Monday Motivation from Cecilia Foxworthy, Co-Founder and CEO at Torus Teens
Mondays can be rough and, sometimes, we can all use some motivation. Our #MondayMotivation blog series brings you tips and life hacks from industry leaders and some of the most creative entrepreneurs out there.
We sat down with Cecilia Foxworthy, Co-Founder and CEO at Torus Teens, a platform that connects teenagers in the US with life-changing afterschool and summer programs that give teens the power to explore their interests and build their networks outside of the classroom. Cecilia discusses her work in economic and educational justice, the inflexibility in formal education, and her focus on cultivating lifelong learning experiences during the teen years of our youth.
What inspired you to start your business?
I have been working in the social impact sector for over a decade at this point and have always focused on issues of economic and education justice. My past work has been in an international context so when I started my own company, I wanted to look at domestic issues. I first created a workforce development initiative called Small Fry that trained and directly employed lower income youth to do online marketing for local small businesses. After a little over two years of that work, I realized we could not make the scale of impact I was seeking. That’s when we went back to the drawing board to conduct interviews and listen to teenagers’ pain points. Torus was created as an answer to that work. At the end of the day, we do what we do because we believe that everyone deserves equality of opportunity and the chance to explore and learn. Teenagers are the perfect group to start with because they are the immediate next generation of social, civic and economic players and leaders.
What’s been the biggest challenge you’ve faced so far?
Getting past the first growth hurdle.

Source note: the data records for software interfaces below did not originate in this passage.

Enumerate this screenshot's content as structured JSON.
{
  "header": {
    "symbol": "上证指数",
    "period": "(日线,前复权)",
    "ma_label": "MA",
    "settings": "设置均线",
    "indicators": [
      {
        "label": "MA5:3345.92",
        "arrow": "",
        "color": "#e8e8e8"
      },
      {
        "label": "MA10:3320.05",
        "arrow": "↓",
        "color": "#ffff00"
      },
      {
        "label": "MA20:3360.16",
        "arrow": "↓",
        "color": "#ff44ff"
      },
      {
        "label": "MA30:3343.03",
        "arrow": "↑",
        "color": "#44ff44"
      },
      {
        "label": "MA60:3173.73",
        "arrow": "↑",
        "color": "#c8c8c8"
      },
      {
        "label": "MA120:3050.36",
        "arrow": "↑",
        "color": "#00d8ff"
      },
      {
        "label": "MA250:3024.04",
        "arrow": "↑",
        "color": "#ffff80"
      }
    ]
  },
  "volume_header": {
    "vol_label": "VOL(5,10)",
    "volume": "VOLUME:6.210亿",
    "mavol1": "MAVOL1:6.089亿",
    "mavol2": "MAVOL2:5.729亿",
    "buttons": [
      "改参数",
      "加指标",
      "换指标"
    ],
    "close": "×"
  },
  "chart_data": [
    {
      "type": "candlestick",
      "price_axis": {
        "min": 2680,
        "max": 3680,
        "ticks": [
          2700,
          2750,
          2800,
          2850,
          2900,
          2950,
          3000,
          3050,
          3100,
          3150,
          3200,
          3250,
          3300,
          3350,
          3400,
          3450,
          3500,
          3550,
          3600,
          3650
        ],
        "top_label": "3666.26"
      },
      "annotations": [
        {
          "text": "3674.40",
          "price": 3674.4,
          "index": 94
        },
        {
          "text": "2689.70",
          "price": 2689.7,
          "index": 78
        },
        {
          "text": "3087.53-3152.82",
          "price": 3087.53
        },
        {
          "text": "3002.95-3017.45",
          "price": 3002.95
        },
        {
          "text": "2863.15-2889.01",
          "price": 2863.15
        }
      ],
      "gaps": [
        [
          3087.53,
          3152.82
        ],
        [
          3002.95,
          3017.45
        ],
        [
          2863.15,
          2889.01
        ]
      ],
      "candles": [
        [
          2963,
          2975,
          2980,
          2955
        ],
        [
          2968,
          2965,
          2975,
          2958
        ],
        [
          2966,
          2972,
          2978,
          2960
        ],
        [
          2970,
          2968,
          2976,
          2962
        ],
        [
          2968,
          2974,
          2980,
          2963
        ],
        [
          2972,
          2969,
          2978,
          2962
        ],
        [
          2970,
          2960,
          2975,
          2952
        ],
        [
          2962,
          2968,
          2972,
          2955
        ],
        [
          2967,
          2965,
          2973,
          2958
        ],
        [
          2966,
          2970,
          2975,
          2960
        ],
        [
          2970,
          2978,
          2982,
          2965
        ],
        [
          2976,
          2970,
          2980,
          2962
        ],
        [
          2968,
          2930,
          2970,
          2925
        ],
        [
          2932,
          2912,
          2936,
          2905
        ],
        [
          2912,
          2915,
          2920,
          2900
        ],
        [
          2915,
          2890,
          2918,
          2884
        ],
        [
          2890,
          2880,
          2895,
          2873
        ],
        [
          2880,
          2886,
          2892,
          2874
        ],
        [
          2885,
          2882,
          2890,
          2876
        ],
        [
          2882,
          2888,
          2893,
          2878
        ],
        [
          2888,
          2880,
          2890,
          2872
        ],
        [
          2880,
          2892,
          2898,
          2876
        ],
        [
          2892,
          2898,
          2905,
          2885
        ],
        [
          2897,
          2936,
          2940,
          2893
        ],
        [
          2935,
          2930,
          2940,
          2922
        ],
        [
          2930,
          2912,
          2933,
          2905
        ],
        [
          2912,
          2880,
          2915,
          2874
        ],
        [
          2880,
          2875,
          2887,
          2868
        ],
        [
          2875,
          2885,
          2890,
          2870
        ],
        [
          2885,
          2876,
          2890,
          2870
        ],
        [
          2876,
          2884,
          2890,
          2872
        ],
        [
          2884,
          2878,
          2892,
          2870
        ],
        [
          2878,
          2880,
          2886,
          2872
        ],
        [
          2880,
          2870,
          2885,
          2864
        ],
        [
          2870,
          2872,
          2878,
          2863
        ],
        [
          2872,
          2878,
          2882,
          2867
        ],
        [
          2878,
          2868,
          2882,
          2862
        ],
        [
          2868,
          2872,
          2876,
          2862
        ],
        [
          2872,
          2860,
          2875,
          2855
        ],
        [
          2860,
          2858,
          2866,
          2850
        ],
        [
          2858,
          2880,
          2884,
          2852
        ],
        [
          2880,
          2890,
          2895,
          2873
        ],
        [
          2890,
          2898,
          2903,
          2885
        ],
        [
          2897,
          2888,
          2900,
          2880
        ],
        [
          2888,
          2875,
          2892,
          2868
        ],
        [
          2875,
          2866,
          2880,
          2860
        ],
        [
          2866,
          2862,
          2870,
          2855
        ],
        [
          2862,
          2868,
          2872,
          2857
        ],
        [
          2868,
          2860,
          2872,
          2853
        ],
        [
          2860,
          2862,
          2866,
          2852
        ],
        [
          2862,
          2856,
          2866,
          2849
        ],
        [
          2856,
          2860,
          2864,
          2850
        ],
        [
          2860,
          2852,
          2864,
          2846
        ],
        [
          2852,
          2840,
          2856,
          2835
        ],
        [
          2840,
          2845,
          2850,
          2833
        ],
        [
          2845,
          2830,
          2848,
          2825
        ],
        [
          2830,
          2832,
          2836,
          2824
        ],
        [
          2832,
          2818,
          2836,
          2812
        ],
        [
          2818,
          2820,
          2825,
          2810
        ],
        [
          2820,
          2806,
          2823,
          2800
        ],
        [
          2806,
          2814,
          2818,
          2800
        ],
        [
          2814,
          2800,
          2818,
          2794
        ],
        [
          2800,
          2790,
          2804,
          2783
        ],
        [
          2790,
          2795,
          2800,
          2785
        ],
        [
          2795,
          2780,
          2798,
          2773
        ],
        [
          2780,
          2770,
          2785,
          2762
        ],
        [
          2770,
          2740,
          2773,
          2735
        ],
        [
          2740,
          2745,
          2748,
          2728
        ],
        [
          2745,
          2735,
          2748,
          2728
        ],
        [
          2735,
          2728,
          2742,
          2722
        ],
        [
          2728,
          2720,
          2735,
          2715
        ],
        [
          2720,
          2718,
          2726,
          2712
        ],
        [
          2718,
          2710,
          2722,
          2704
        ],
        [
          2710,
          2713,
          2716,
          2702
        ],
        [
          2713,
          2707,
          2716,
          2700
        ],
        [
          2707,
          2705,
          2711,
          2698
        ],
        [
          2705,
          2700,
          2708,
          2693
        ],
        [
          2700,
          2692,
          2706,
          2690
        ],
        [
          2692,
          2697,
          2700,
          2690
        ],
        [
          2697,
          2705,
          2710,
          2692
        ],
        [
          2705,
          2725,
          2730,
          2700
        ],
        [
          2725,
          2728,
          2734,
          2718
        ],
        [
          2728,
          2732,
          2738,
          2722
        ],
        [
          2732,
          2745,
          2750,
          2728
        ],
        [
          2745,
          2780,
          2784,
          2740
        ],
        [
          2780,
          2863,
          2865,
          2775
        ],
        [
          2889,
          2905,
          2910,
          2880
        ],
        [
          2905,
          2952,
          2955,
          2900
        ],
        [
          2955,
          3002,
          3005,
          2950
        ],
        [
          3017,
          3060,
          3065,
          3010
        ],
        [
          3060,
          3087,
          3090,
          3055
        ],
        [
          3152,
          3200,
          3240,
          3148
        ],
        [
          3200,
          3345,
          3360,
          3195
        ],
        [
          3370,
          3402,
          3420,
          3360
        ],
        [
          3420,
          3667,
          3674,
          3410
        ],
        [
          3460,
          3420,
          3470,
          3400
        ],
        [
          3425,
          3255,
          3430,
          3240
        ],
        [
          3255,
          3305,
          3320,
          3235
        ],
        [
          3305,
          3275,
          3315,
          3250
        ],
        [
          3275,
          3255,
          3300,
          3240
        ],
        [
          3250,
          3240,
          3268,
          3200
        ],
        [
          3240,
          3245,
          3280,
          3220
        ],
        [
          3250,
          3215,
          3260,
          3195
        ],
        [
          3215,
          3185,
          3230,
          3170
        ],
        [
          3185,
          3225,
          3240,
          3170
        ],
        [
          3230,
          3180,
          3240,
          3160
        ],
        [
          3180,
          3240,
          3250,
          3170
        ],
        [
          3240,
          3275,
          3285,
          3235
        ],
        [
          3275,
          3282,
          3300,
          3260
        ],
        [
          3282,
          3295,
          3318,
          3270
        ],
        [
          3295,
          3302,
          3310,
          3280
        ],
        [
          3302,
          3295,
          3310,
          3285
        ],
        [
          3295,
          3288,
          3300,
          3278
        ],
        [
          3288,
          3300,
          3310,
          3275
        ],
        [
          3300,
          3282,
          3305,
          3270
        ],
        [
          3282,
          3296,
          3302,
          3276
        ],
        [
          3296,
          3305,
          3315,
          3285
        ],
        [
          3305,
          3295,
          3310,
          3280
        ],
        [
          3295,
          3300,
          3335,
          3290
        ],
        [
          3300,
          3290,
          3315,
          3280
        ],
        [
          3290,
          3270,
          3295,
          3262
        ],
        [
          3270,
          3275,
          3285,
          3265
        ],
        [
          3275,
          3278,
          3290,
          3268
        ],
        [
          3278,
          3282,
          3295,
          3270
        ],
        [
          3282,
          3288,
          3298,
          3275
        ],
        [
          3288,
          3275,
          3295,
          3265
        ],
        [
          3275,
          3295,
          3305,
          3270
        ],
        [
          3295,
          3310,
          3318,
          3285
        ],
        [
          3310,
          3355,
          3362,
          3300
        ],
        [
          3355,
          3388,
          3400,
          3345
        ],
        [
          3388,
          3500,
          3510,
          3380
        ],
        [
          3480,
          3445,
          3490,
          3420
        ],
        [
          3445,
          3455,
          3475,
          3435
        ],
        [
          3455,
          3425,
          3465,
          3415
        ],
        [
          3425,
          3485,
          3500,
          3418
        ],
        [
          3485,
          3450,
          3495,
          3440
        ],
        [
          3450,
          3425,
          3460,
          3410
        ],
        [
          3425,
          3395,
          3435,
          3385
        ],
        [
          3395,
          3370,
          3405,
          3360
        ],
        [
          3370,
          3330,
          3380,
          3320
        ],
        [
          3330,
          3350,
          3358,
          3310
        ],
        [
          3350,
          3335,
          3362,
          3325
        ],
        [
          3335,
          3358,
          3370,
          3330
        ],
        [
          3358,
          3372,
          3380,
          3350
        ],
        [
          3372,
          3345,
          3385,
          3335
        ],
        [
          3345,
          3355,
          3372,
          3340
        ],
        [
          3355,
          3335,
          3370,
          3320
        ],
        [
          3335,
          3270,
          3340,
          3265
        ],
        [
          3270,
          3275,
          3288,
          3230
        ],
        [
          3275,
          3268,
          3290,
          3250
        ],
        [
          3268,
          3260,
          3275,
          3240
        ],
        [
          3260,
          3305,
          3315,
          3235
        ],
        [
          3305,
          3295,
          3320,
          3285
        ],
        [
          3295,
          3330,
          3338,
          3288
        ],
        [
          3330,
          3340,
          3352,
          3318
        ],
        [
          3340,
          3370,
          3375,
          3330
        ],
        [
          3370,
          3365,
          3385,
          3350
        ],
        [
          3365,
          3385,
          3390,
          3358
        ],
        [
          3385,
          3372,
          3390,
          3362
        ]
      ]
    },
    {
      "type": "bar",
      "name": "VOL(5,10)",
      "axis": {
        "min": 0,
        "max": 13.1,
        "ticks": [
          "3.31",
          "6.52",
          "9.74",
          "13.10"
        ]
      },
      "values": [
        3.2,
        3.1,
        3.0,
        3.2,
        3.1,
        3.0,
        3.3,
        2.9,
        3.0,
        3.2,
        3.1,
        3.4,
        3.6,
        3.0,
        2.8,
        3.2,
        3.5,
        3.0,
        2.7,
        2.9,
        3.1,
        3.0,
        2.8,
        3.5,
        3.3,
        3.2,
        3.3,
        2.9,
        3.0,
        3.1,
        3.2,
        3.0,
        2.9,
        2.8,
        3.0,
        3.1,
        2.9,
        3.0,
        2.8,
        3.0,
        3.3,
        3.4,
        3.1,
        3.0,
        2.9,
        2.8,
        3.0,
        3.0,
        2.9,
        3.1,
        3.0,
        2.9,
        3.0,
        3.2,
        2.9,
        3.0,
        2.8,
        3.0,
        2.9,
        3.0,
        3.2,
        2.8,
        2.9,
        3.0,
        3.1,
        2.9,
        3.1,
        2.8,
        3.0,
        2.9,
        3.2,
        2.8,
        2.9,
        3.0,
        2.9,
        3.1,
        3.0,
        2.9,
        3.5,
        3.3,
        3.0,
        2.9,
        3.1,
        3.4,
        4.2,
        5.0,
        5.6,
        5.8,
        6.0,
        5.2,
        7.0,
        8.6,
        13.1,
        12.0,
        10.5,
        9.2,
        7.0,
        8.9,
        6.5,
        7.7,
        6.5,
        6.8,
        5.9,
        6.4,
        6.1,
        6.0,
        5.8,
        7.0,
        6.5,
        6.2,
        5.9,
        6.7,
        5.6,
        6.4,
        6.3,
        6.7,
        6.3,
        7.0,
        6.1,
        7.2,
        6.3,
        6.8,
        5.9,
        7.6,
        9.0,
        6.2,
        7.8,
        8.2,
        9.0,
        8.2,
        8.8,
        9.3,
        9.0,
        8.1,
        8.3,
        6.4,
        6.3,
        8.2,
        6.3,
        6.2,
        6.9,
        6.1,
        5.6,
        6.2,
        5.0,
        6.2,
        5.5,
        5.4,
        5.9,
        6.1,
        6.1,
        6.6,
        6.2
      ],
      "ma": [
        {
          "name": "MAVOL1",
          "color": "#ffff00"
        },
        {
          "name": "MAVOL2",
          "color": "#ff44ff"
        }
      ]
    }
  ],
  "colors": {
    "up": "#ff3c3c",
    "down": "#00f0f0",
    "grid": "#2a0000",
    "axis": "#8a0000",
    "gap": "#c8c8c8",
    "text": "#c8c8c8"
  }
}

What’s been the greatest reward?
Building something that has the potential to transform an institution (education).
What is the biggest thing you’d like to see changed in your industry, and how are you working toward making that change happen?
I’d like to see more thinking about what learning really means and what its value is versus the relatively more narrow and inflexible definition of formal education.
We are directly working to address this challenge with our online platform and soon to come sister mobile app. We aim to prove that the concept of lifelong learning must be cultivated during the teen years and that an educational experience based on exploration of interests, exposure to different environments, and expansion of peer and adult networks is the system we need in the increasingly flexible social and economic reality.
Who or what motivates you to keep going, even when things get tough?
The entrepreneurs and individuals who are pushing forward in circumstances much more challenging than mine.
What’s one piece of advice you’d give to another entrepreneur just starting out?
Listen, a lot. Test a lot. If you are in the social impact space, write down your assumptions and try to prove yourself wrong.
What do you do every Monday morning to prepare and motivate yourself for the coming week?
Every Sunday I plan my calendar for the coming week to make sure I am dedicating enough blocks of time to thinking and to doing based on the focus items I’ve defined for that month.
For more #MondayMotivation, check out our interview with Gina Pak, Co-founder at Lawgood, an on-location beauty booking app designed for women of color in New York City & Philadelphia. Gina discusses the daunting process of finding a lawyer, her goal to change the narrative about lawyers, and the opportunity she sees to shift the focus of the industry to the consumer and their needs.